With the election season in full swing, political campaign signs have also hit the street and homes in full force around communities, including Gig Harbor.
However, one Gig Harbor resident Jay Johnson is not happy with signs mysteriously disappearing.
“You put them up one day and the next day, they’re gone,” he said. “It’s pretty bizarre.”
Unlike in the past, he said the signs are disappearing regardless of the party.
“It’s not just us. It’s everybody,” he said.
Johnson, who also serves as the campaign manager for 6th Congressional District GOP candidate Jesse Young, said he and his campaign volunteers have caught several people taking down signs without their permission.
He even found an area off the intersection of 24th Street NW and 14th Avenue NW that has become dumping grounds for political signs—both past and current.
Johnson said he learned about the area when he stopped to thank a Pierce County worker for mowing the grass around the political signs.
Removing campaign signs without permission is illegal, the confirms.
So far, Young’s campaign has put up about 8,000 signs throughout six counties from Aberdeen to Port Angeles, and a third of them have gone missing, Johnson said.
“I understand that the signs are ugly. I don’t like them,” he said. “But we got a process in this country in electing people, and one of the ways they get known is by putting up their signs. It’s an inexpensive way of contacting a large number of people.”
But when signs suddenly go missing, it can get pretty pricey.
According to Johnson, the cost of printing and assembling a single sign can run anywhere from $4 to $10.
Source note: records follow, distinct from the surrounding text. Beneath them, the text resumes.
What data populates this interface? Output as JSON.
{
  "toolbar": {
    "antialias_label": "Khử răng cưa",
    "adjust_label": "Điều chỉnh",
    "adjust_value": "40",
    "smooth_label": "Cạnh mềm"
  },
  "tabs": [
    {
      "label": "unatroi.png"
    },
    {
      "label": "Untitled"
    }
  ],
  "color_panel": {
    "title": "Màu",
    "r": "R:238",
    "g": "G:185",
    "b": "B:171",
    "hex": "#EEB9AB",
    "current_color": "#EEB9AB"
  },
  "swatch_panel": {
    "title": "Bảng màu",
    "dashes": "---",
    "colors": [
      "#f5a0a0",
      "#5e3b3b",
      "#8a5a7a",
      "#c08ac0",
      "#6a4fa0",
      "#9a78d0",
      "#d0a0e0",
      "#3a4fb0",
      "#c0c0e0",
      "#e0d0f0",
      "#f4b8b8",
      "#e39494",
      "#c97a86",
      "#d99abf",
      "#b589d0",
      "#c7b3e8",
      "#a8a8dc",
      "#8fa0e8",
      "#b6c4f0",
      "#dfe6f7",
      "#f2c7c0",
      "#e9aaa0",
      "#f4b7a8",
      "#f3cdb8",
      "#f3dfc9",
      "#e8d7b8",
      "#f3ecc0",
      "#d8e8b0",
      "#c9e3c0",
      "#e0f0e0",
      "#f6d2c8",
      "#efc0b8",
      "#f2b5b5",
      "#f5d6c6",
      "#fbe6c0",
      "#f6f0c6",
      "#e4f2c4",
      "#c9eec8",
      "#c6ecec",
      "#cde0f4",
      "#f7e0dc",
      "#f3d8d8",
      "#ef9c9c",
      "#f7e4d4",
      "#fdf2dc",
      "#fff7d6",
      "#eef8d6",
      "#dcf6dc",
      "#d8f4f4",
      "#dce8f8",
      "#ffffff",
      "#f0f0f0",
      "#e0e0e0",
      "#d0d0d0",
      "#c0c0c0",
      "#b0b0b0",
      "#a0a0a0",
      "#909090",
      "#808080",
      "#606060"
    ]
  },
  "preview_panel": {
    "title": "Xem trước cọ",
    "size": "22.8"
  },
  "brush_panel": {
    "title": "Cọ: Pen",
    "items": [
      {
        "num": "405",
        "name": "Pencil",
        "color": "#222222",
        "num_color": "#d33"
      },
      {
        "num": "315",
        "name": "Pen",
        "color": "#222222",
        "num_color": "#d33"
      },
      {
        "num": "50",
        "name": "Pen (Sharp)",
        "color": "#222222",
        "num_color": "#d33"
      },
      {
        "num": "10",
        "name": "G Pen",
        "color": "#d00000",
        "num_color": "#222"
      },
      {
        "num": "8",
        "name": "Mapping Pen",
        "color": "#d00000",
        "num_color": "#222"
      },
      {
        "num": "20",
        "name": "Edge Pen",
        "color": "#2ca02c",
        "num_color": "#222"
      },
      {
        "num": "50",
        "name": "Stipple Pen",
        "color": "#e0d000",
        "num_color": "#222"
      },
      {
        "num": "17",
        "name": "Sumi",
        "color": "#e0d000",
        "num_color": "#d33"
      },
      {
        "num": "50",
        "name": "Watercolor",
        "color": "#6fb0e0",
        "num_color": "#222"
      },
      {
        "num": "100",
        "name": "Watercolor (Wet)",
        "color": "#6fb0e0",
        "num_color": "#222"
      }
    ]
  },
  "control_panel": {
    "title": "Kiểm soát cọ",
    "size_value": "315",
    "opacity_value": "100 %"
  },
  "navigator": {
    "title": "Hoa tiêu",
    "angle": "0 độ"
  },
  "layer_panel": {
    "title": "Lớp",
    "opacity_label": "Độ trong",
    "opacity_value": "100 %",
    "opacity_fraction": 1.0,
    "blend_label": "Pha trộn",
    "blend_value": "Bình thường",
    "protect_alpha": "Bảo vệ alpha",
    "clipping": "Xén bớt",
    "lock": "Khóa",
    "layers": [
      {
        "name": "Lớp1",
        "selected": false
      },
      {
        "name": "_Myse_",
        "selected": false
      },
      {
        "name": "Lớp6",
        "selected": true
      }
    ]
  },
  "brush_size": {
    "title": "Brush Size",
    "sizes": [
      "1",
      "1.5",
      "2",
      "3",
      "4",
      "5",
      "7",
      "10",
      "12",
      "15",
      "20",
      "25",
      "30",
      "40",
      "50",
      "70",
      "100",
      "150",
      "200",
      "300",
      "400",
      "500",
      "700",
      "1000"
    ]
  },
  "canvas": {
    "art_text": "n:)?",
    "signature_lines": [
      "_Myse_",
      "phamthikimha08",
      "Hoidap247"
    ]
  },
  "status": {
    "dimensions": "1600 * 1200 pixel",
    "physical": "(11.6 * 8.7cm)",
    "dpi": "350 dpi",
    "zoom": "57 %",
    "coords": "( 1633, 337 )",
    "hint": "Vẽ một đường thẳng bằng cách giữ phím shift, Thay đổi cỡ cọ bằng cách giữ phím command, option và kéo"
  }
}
“Not everybody can get a volunteer force together to do all the labor for free. So you have to pay somebody to put them out and even maintain them,” he said.
For candidates with smaller campaigns like Jerry Costello, who’s running for Pierce County Superior Court, Johnson said funding is typically produced out-of-pocket or from donations.
“They don’t typically raise a whole lot of money so if they got to spend $7,000 to $8,000 on signs, that’s a lot of money for small campaigns,” he said.
On the other hand, Young's Democratic counterpart, Derek Kilmer's communications director Matthew Randazzo said they have not seen a signficant increase in missing signs.
“We’ve had a couple incidents, but nothing unusual,” he said. “It happens every campaign.”
For those who are counting down the days until the signs go away, parties are required to remove them within seven days after the Nov. 6 elections.